Fall Promotion and Marketing
The reunion co-chairs are responsible for authoring at least two or three mailings to classmates prior to the reunion. The letters should include a balance of nostalgia about the past with a hint of the new to arouse classmate's curiosity about returning to Cambridge. The three mailings should include the following information:
(Combine this with the initial Class Report mailing and save $$$)
- Announce "Save the dates" for reunion week.
- Announce fall pre-reunion events (area luncheons, local events).
- Include the first class report questionnaire and information regarding the cost of the book. In order to do this the mailing must be coordinated with the Class Report Office.
- Ask for volunteers to help with planning the reunion.
- Mention the role of long-distance classmates: a) planning regional pre-reunion events, or; b) serving as members of the national class network.
- Include a return card with intent to attend the reunion.
- Present a draft schedule of reunion events, including locations and times.
- List names of classmates who plan to attend the reunion (if available).
- Include a reminder about the class report questionnaire for those classmates who have not responded and thank-you to those who have.
- Make a strong pitch to attend the reunion.
- Include a "Lifestyle" questionnaire if it is something the committee decides to undertake.
- If possible, design and include a carefully thought out reunion registration form that outlines costs.
- Has a carefully written letter that makes a final appeal for attendance and presents the final schedule.
- If it was not in the May mailing, design and include a carefully thought out reunion registration form that outlines costs.
- States strongly the deadline for the return of the reunion registration form.
Make Everyone Feel Welcome
Why do many classmates fail to attend reunions? A late 1980's survey showed that financial considerations and the distance to travel were cited as reasons for not attending by 21%, followed closely by "couldn't get away" by 15%. A spouse not wanting to attend was a factor for 5%. The other reasons mentioned more than once were: "I didn't know if I would know anyone"; "I'm afraid everyone else is more successful"; "I'm just not the reunion type."
These statistics and comments show us that a reunion organizer has to make sure that: Everyone feels comfortable about returning; that many different circles of friends are involved in the reunion planning; and that different kinds of events are offered, so that each classmate can find some part of the reunion that appeals.
Here are some promotional hints:
- Be mindful of unmarried classmates, 10% - 15% of the class may be unmarried.
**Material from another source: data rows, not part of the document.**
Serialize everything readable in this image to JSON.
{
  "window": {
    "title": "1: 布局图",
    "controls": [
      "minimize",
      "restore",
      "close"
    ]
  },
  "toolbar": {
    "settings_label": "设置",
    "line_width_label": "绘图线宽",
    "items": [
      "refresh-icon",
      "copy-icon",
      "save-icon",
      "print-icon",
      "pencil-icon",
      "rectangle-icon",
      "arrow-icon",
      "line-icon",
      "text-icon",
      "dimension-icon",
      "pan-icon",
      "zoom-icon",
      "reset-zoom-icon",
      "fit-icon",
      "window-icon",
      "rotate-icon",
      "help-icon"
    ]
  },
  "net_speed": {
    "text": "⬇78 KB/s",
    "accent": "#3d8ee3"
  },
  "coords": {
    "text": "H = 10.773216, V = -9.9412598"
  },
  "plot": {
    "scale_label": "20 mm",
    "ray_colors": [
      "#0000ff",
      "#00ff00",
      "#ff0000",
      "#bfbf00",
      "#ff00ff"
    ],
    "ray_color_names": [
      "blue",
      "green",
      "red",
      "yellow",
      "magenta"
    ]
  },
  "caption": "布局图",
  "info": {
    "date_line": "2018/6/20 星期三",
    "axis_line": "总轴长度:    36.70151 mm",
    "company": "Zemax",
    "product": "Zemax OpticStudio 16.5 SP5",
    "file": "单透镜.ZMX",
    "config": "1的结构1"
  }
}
This means many may feel uncomfortable at a dinner/dance without a partner. It is better to downplay the dancing and stress chatting, mingling, and the chance to meet new and old friends. Some classes have arranged pre-event gatherings for single classmates.
- Avoid language that makes everything sound family or couple oriented. If possible, make it easy for classmates to hire baby-sitters (see Appendix iii).
- A veteran reunion pro once said that the way to get lots of classmates to come is to state in every mailing "that I have no idea who is coming, and I am sure I won't know anyone either!" Others suggest including the names of those who say they hope to or plan to attend in at least one mailing. Inviting or assigning classmates to call their own friends works well, but also be sure to have them call people they have never met. A friendly caller can make a big difference convincing the reluctant classmate to come. Many people cite new friendships as one of the lasting benefits of reunions.
- Organize Reunion Committee members as a hospitality committee for each event. This small group can watch for people standing alone or looking overwhelmed. If five people are assigned to make a point of going up to newcomers and introducing themselves it makes it a lot easier for the newcomer.
- It is wise to try to avoid time conflicts for events. Make the seminars consecutive -- even if you feel that a symposium on lifestyles will interest a different group from a panel on international economics. It is not worth appointing the organizers of either event to set up a popularity contest.
- Local organizers sometimes forget that out-of-towners come to reunions partly to see old and new Harvard and Radcliffe buildings. A little nostalgia is nice and can be lost if too many events are held away from Cambridge. Try to set up events that use some old buildings, some new, some Harvard, and some Radcliffe.
- Make the nametags with BIG LETTERS, so they can be easily read from a distance, and try to somehow distinguish classmates from Harvard wives and Radcliffe husbands.
National Class Network
It is important to develop a nationwide network to contact classmates in person or by telephone to encourage them to attend the reunion.
The chairs of the national network should meet or speak with the co-chairs of the reunion in January or before to discuss strategy. A Harvard and Radcliffe class printout in zip code order should be requested from the HAA office early in preparation for this meeting. The class will not be charged for this service. One or two classmates should be identified in each metropolitan area of the country to whom a copy of the class printout can be sent. In larger metropolitan areas, more than two classmates may participate in the network. These classmates could be those who are working on fundraising for the colleges. Encouraging reunion attendance will give them something to say in addition to a request for a donation. The phone calls should take place immediately after the final reunion letter and registration form have been sent in early April. At this point in time it will be important to have up-to-date registration information handy so that those who have already agreed to come to the reunion will not be asked again.